──────── MATERIALS PROVIDED ────────

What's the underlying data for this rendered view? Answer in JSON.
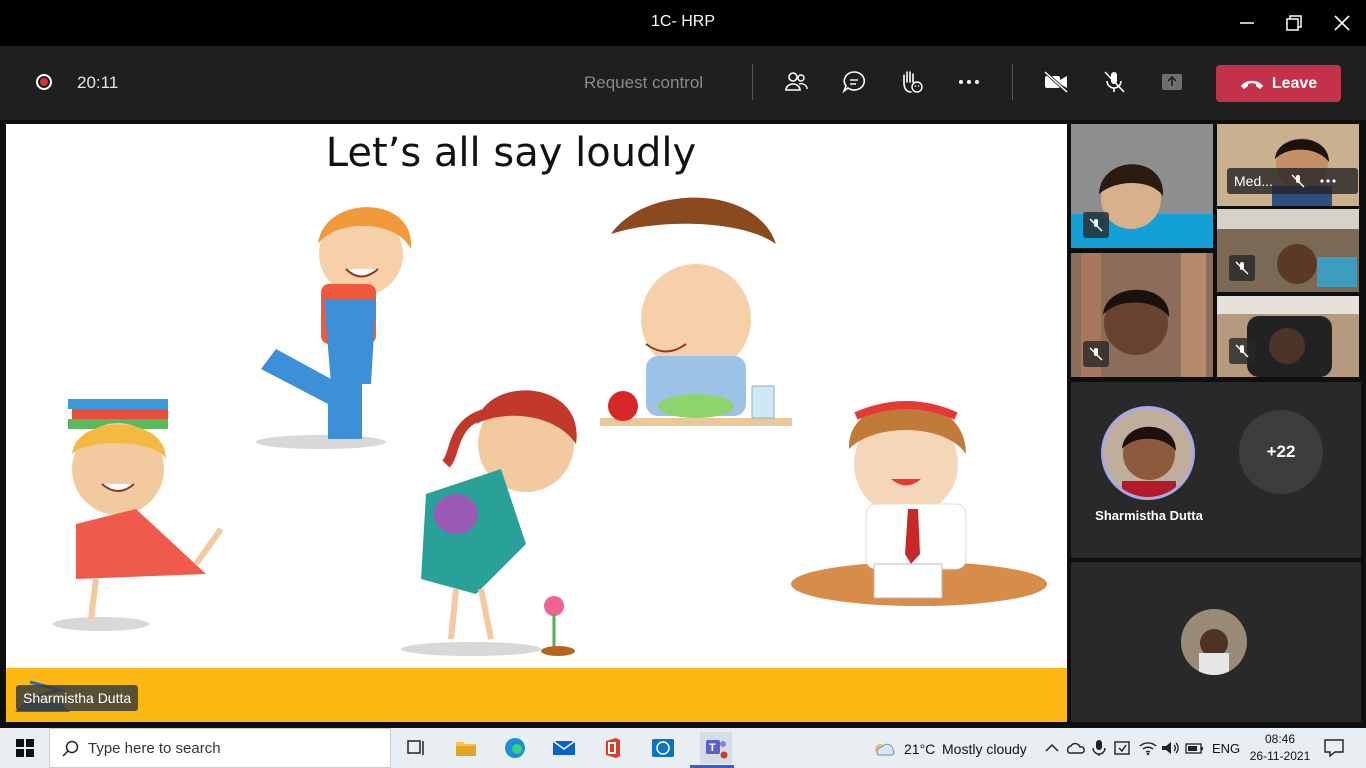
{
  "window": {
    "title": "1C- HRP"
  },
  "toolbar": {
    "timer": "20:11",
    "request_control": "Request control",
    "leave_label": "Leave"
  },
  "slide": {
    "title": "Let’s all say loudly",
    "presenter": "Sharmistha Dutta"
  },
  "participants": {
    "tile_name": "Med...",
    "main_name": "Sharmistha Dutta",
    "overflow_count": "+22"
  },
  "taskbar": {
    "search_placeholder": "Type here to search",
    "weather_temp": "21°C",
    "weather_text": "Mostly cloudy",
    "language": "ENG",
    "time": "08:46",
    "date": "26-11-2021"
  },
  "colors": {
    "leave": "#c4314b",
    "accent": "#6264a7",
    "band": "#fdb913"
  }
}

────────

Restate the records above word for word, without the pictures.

◆ **FINAL ANSWER**
What's the underlying data for this rendered view? Answer in JSON.
{
  "window": {
    "title": "1C- HRP"
  },
  "toolbar": {
    "timer": "20:11",
    "request_control": "Request control",
    "leave_label": "Leave"
  },
  "slide": {
    "title": "Let’s all say loudly",
    "presenter": "Sharmistha Dutta"
  },
  "participants": {
    "tile_name": "Med...",
    "main_name": "Sharmistha Dutta",
    "overflow_count": "+22"
  },
  "taskbar": {
    "search_placeholder": "Type here to search",
    "weather_temp": "21°C",
    "weather_text": "Mostly cloudy",
    "language": "ENG",
    "time": "08:46",
    "date": "26-11-2021"
  },
  "colors": {
    "leave": "#c4314b",
    "accent": "#6264a7",
    "band": "#fdb913"
  }
}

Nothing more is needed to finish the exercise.